Wouldn't it be great if Win7 allowed users to burn their own ISOs that included their favorite software?
SUSE Studio is already doing this for Linux and it's really cool. It has so far proved quite powerful, and apart from adding packages from the regular openSUSE repositories of the latest stable release version, you can add/remove your own [software] repositories. Moreover, you can customize the artwork and share this custom distribution with the world. This video shows how to use SUSE Studio to build a custom Linux distribution based on openSUSE. All this is setup in the cloud, where it can be shared and downloaded by anyone. But for proprietary Windows application software, merely having a XML file that contains each app's registration info would likely be necessary to save the installation time I'm looking for.
It would be great not merely to install Win7, but to create a custom installation that would also install almost anything short of 8.5Gb DVD -- DC apps, your favorite file manager, graphics apps, music player, latest codecs, favorite IDE or text editor, VM, and so on. I can only imagine the:

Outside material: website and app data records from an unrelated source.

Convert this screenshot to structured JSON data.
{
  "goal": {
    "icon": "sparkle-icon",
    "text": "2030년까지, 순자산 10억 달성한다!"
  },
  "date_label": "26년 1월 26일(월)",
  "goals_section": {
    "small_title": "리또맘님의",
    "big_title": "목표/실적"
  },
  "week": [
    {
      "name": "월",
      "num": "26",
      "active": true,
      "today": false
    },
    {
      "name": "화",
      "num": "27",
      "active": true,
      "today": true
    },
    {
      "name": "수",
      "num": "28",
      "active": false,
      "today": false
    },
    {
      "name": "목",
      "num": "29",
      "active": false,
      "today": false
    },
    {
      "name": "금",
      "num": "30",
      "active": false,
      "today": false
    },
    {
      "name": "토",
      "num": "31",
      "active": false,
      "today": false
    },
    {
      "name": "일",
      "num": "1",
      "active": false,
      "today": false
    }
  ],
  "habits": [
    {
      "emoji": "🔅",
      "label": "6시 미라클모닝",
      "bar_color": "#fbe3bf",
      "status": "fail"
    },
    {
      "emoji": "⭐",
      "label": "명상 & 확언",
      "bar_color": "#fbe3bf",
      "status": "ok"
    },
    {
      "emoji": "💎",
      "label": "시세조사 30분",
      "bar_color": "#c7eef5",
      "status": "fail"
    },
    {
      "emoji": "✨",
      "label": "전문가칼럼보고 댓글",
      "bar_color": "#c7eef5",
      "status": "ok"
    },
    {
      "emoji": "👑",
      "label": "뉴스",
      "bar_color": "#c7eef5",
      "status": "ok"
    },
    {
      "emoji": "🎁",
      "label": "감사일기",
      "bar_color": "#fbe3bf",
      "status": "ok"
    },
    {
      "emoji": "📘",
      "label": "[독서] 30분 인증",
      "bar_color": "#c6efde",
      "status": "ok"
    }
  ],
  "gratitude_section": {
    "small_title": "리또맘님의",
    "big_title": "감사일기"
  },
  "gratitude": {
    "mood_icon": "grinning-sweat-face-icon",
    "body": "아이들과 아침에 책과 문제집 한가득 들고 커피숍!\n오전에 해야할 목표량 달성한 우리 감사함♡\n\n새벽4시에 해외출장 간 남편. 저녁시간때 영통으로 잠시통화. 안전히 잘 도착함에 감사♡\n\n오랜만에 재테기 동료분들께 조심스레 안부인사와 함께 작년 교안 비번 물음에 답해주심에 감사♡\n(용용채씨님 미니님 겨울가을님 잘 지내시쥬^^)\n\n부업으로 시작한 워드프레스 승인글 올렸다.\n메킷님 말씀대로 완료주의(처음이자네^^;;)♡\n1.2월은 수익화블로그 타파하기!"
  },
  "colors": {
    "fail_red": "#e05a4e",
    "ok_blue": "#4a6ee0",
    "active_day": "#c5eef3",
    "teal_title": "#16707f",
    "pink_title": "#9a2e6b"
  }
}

-- User control, less bloat, and caters to different user audiences -- beginners, advanced, or a specific industry.
-- Allow for specialized configurations (image developers, audophiles, programmers, gaming, video editing, etc.)
-- Allow users to pre-select which services Windows will enable.
-- Possible licensing issues for proprietary software.
-- Server space (who could host such a thing short of Microsoft itself?)
-- Microsoft would find numerous legal issues against it, I'm sure.
I'm sure there's a lot to be shot down here. But I'm guided by the KISS Principle due to my unbelievably endless laziness. Could this work, though, for Windows?